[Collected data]
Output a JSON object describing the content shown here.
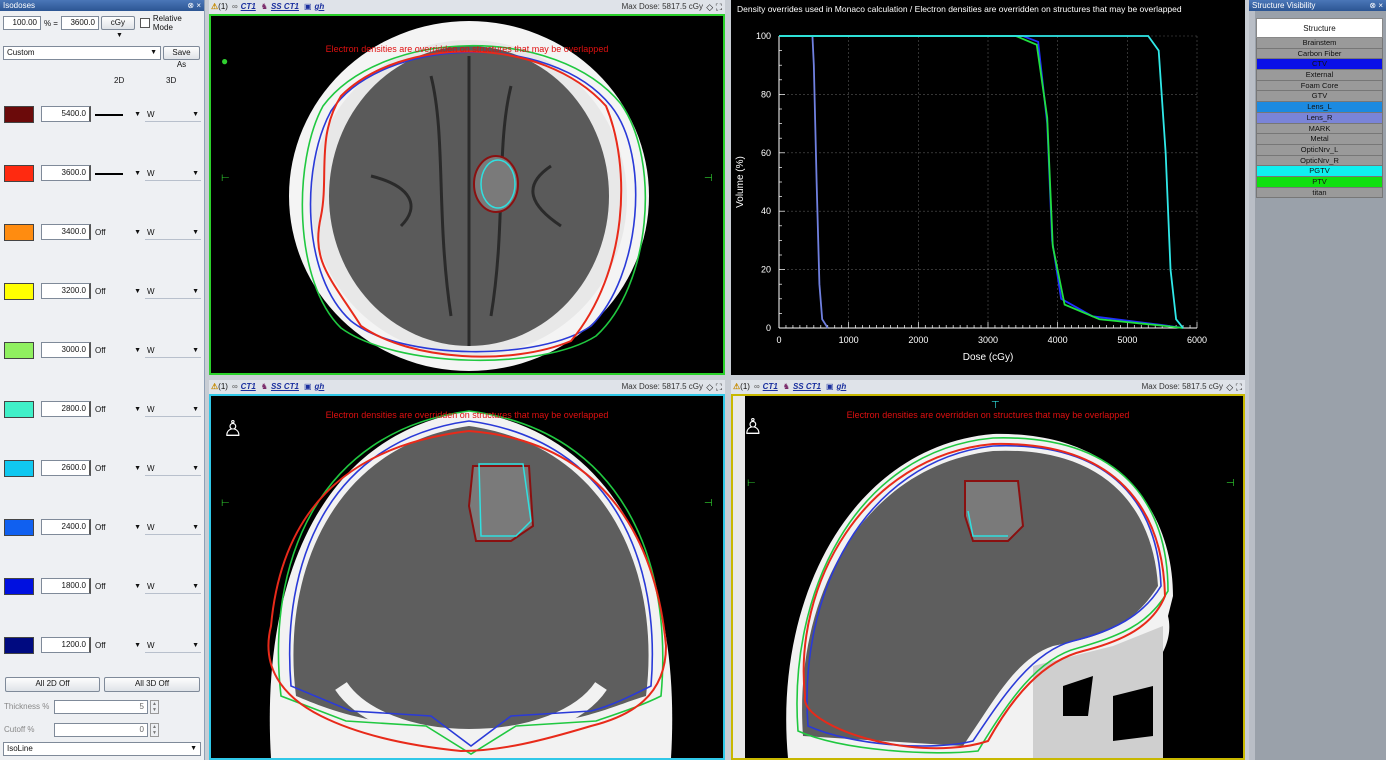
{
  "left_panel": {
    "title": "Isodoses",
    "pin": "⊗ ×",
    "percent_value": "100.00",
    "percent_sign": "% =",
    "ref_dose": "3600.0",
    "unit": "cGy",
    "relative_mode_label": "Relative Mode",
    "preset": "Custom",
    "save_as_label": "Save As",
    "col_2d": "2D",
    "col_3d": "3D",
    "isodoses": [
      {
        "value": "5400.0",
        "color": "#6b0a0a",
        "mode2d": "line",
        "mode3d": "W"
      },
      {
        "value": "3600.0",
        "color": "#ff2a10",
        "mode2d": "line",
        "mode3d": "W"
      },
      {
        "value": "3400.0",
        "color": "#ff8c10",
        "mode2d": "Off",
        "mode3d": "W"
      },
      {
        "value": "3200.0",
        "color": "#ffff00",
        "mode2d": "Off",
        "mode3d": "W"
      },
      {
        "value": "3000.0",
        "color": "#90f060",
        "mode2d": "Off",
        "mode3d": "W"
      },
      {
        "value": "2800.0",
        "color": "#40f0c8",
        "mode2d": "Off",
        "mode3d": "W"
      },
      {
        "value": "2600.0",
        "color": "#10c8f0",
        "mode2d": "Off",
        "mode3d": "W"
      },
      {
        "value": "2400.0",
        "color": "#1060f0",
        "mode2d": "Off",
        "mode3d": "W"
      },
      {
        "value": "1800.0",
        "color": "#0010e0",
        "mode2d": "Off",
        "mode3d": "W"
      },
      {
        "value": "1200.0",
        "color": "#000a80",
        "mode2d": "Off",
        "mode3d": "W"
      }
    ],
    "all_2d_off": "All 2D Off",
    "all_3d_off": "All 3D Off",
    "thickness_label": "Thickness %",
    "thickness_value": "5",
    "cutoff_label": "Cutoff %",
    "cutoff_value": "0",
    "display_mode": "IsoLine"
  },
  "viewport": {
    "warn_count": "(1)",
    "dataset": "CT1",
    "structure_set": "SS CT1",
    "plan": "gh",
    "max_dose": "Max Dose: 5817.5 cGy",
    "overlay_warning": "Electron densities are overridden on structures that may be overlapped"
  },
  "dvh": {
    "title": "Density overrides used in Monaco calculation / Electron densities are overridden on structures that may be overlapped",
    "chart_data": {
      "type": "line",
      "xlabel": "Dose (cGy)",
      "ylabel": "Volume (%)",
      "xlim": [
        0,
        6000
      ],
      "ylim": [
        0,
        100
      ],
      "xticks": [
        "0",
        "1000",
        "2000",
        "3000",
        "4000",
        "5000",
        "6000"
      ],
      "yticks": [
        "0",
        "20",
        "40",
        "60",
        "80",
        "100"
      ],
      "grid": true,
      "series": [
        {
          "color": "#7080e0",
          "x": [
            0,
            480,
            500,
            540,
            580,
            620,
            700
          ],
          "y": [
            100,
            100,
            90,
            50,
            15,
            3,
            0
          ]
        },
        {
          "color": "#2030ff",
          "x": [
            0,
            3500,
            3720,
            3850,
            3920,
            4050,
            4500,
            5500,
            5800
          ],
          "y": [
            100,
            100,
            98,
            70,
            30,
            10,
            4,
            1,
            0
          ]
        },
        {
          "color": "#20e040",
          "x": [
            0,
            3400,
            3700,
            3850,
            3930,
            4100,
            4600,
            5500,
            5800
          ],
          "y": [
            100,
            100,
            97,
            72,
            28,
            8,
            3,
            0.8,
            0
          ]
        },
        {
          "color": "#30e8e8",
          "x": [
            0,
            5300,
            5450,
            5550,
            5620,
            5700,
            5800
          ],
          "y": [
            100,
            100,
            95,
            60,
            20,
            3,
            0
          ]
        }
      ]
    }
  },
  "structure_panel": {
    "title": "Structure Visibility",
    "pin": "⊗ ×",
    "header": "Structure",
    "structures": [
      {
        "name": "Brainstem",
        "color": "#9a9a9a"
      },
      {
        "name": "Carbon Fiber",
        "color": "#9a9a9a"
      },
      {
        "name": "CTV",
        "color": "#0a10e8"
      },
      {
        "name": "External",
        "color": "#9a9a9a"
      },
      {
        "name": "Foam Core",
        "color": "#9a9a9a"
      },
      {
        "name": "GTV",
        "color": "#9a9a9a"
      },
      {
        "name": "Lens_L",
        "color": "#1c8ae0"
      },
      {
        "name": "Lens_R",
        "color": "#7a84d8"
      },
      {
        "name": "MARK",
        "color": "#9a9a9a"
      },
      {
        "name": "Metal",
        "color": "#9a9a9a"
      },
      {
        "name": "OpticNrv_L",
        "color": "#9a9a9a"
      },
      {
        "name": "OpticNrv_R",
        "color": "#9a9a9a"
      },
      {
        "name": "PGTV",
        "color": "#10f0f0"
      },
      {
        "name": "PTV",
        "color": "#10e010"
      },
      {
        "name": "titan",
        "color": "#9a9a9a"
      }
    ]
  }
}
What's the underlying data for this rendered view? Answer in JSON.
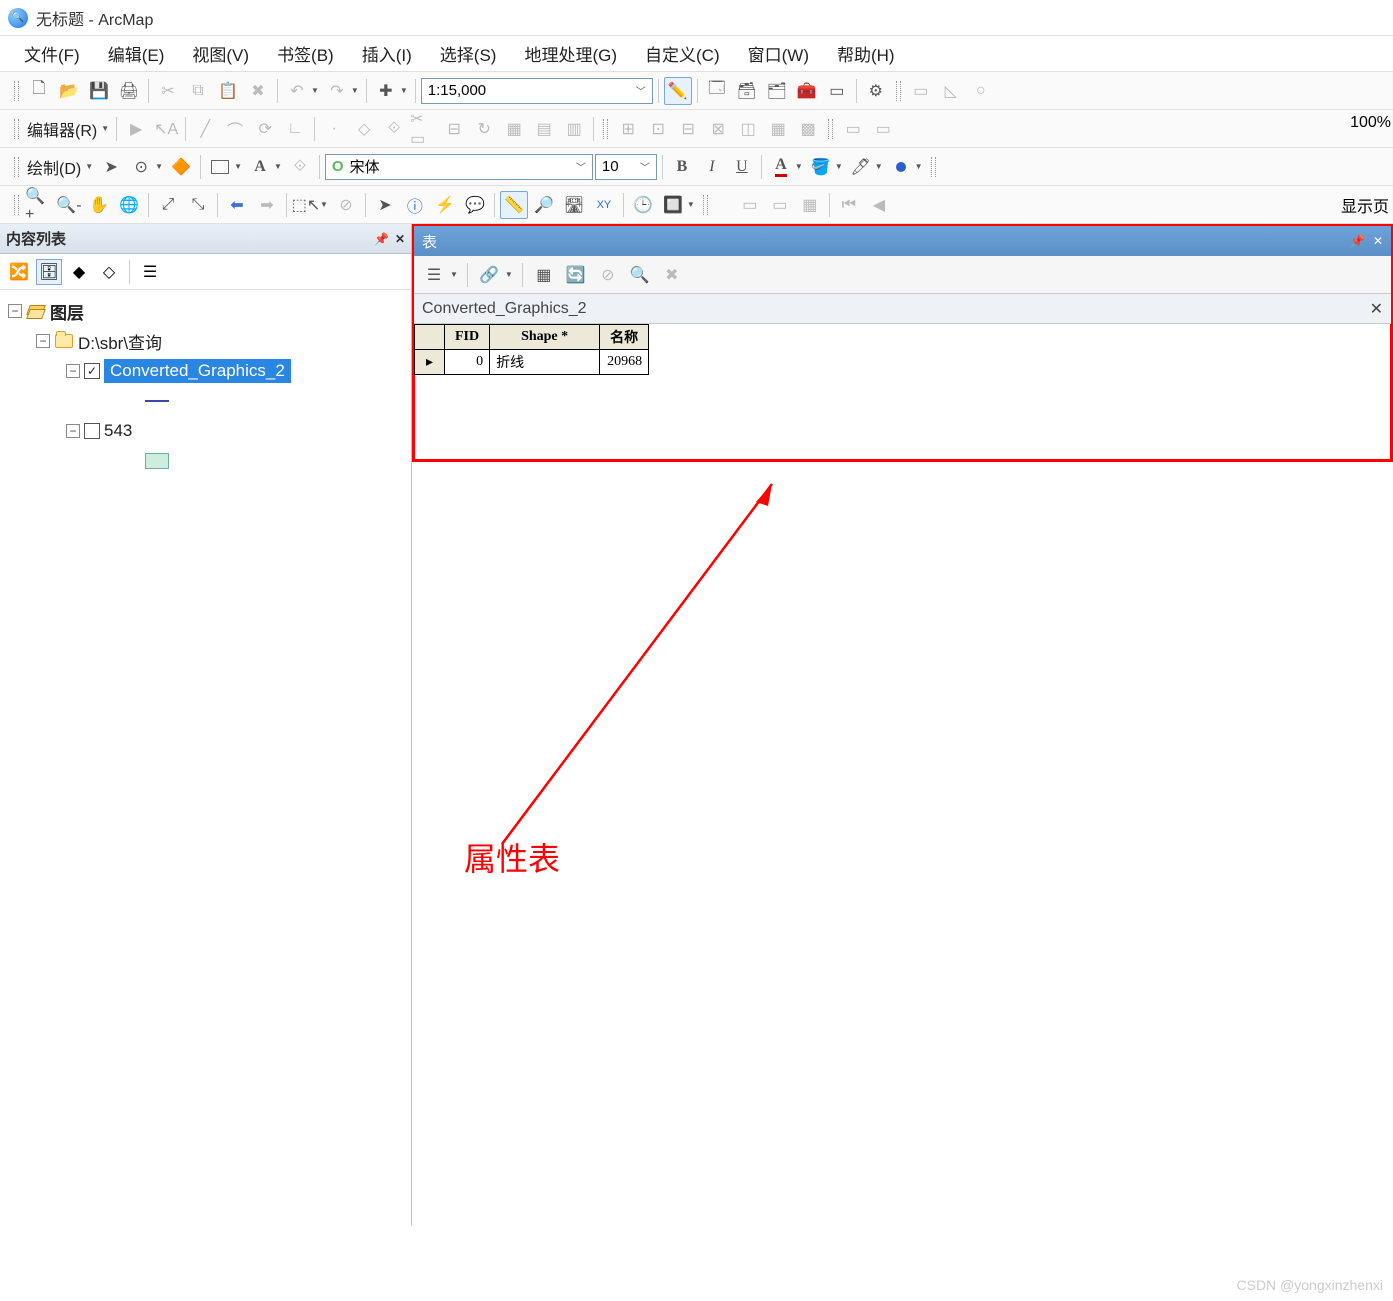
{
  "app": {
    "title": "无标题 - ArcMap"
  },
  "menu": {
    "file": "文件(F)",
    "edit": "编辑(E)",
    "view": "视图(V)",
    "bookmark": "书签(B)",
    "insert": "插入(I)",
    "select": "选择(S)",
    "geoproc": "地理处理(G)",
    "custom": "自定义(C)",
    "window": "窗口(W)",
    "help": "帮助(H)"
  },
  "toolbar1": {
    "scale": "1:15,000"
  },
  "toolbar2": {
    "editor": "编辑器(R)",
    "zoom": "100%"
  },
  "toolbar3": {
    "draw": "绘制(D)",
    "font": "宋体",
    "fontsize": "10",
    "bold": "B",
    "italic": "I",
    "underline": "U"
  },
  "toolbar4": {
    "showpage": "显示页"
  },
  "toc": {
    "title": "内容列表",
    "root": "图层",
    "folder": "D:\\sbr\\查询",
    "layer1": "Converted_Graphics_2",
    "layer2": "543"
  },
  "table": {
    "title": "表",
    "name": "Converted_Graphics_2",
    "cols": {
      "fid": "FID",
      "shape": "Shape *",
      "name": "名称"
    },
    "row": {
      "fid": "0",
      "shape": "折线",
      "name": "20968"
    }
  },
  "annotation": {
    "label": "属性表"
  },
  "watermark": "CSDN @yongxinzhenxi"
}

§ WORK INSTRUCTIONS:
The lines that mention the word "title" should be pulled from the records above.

§ RESULT FOR THIS TASK:
    "title": "Isodoses",
    "title": "Density overrides used in Monaco calculation / Electron densities are overridden on structures that may be overlapped",
    "title": "Structure Visibility",
    "title": "无标题 - ArcMap"
    "title": "内容列表",
    "title": "表",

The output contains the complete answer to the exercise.